the Bloomington job. The letter did not get signed, but the union did organize a
vote on whether to endorse UW if there were to be a private management. An
endorsement was narrowly defeated in the vote.

Despite this
ambiguity, AFSCME played a key role in defeating privatization through
publications and advisors. Evaluating Privatization: A Guide for Labor and
Community Activists written for AFSCME by Roland Zullo of the Industrial
Relations Research Institute in Madison, Wisconsin, was widely used in answering
arguments about the savings of privatization. Dennis Houllihan, a labor
economist with AFSCME, gave the employees in Bloom- ington encouragement in the
initial stages of thinking about their own proposal. AFSCME recommended Lee
Balliet, a former director of Labor Studies at Indiana University, to CBU as a
person to call upon to help draft the employees’ proposal. In contrast with the
self-serving verbiage of the private firms’ proposals, his idea of a
labor/management committee, which he had used in various other places, gave
substance to the notion of shared day-to-day decision making.

There was another
factor that loomed large in defeating privatization. It was the formation of an
advisory task force. After the public and the Board had listened to the
presentations from the competing firms, after the community radio forum, which
the private firms boycotted, had alerted more people, and after all the
arguments against privatization had been made in the Board meetings, it was
still not clear where the Board stood and, even more importantly since he would
make the final decision, where the director of CBU stood.

What was there to
do next? It was learned that Fort Wayne had defeated privatization in water and
wastewater in the late 1990s after an advisory task force had looked at the
issue. Since in Bloomington privatization was, as city councilman Andy Ruff put
it, a solution in search of a problem, a task force might well advise that the
problem couldn’t be found.

A local citizen,
Stacy Ream, proposed a task force to the Board, which approved its formation on
April 23. It soon became clear from the task force’s discussions that a majority
of its members could not find a sufficient reason to recommend an outside vendor
of management services. Instead of letting the task force end its deliberations
and make a public report, the Mayor and the Director wanted to move to an
immediate decision so that the utilities part of the city budget could be put in
place in time to propose the budget. In a press release on July 13, the city
announced the decision to hire a wastewater manager rather than a management
firm and to accept the workers proposal.

Dealing with a
public body made it less difficult to win this struggle. After all, where a
major decision affecting a public body is to be made, everyone can claim
standing in discussing it. Private firms can and do deny standing to outsiders.
The practical difference is simply that public officials ignore citizens at
their own risk and can thus often be held to a higher standard of
accountability.
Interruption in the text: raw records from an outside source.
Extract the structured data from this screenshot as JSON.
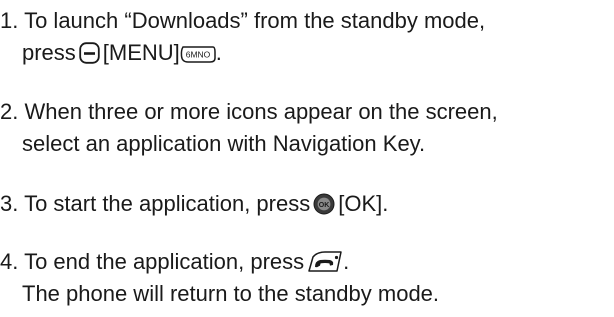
{
  "steps": [
    {
      "number": "1.",
      "line1": "To launch “Downloads” from the standby mode,",
      "line2_prefix": "press",
      "line2_key_label": "[MENU]",
      "line2_suffix": ".",
      "icons": [
        "left-soft-key-icon",
        "menu-6-key-icon"
      ],
      "menu_key_glyph": "6MNO"
    },
    {
      "number": "2.",
      "line1": "When three or more icons appear on the screen,",
      "line2": "select an application with Navigation Key."
    },
    {
      "number": "3.",
      "prefix": "To start the application, press",
      "key_label": "[OK].",
      "icons": [
        "ok-key-icon"
      ],
      "ok_glyph": "OK"
    },
    {
      "number": "4.",
      "prefix": "To end the application, press",
      "suffix": ".",
      "line2": "The phone will return to the standby mode.",
      "icons": [
        "end-key-icon"
      ]
    }
  ]
}
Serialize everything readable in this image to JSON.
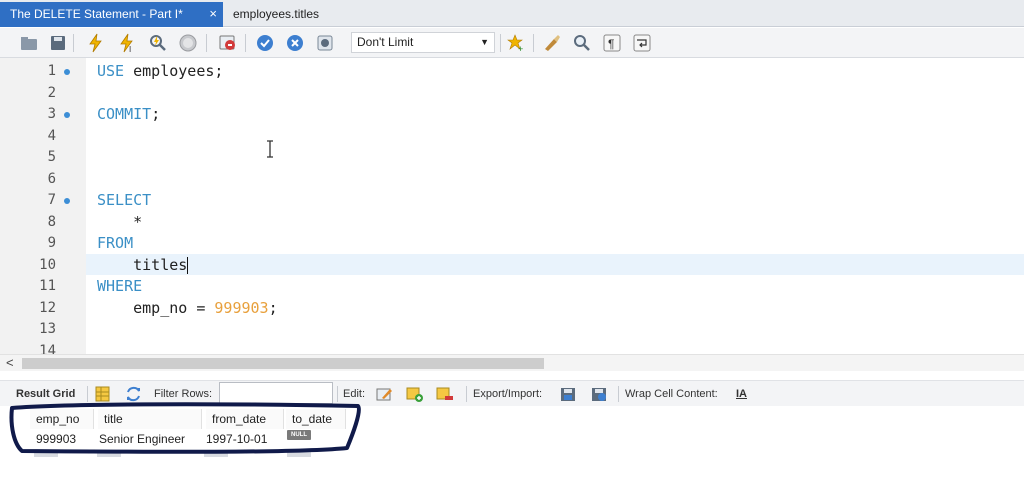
{
  "tabs": [
    {
      "label": "The DELETE Statement - Part I*",
      "close": "×"
    },
    {
      "label": "employees.titles"
    }
  ],
  "toolbar": {
    "limit_select": "Don't Limit",
    "icons": [
      "open-folder-icon",
      "save-icon",
      "execute-icon",
      "execute-current-icon",
      "explain-icon",
      "stop-icon",
      "toggle-results-icon",
      "commit-icon",
      "rollback-icon",
      "autocommit-icon",
      "add-snippet-icon",
      "beautify-icon",
      "find-icon",
      "invisible-chars-icon",
      "word-wrap-icon"
    ]
  },
  "editor": {
    "lines": [
      {
        "n": "1",
        "dot": true
      },
      {
        "n": "2",
        "dot": false
      },
      {
        "n": "3",
        "dot": true
      },
      {
        "n": "4",
        "dot": false
      },
      {
        "n": "5",
        "dot": false
      },
      {
        "n": "6",
        "dot": false
      },
      {
        "n": "7",
        "dot": true
      },
      {
        "n": "8",
        "dot": false
      },
      {
        "n": "9",
        "dot": false
      },
      {
        "n": "10",
        "dot": false
      },
      {
        "n": "11",
        "dot": false
      },
      {
        "n": "12",
        "dot": false
      },
      {
        "n": "13",
        "dot": false
      },
      {
        "n": "14",
        "dot": false
      }
    ],
    "code": {
      "l1_kw": "USE",
      "l1_rest": " employees;",
      "l3_kw": "COMMIT",
      "l3_rest": ";",
      "l7_kw": "SELECT",
      "l8": "    *",
      "l9_kw": "FROM",
      "l10": "    titles",
      "l11_kw": "WHERE",
      "l12_pre": "    emp_no = ",
      "l12_num": "999903",
      "l12_post": ";"
    }
  },
  "scrollbar": {
    "left_arrow": "<"
  },
  "result_toolbar": {
    "result_grid": "Result Grid",
    "filter_rows": "Filter Rows:",
    "filter_value": "",
    "edit": "Edit:",
    "export_import": "Export/Import:",
    "wrap_cell": "Wrap Cell Content:",
    "wrap_icon": "IA"
  },
  "grid": {
    "columns": [
      "emp_no",
      "title",
      "from_date",
      "to_date"
    ],
    "rows": [
      [
        "999903",
        "Senior Engineer",
        "1997-10-01",
        "NULL"
      ]
    ]
  },
  "colors": {
    "tab_active": "#2f6fc4",
    "keyword": "#3a8fc6",
    "number": "#e8a03c",
    "annotation": "#101a4a"
  }
}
Mayor Goldsmith had made sure that private firms working with
public funds would, instead, be less accountable. Thanks to his lobbying,
Indiana law now exempts private firms contracting with municipalities from state
laws regulating public bodies.

Those firms can
cut private deals, avoid competitive bidding, and treat the public funds they
receive as private. Had the mobilization in Bloomington been one against the
abuses of a private management firm already hired by the city, all doors to that
firm’s decision-makers would have been closed to the public. The lesson for
those opposed to corporate domination is: Don’t wait for privatization to happen
to start fighting.                                   Z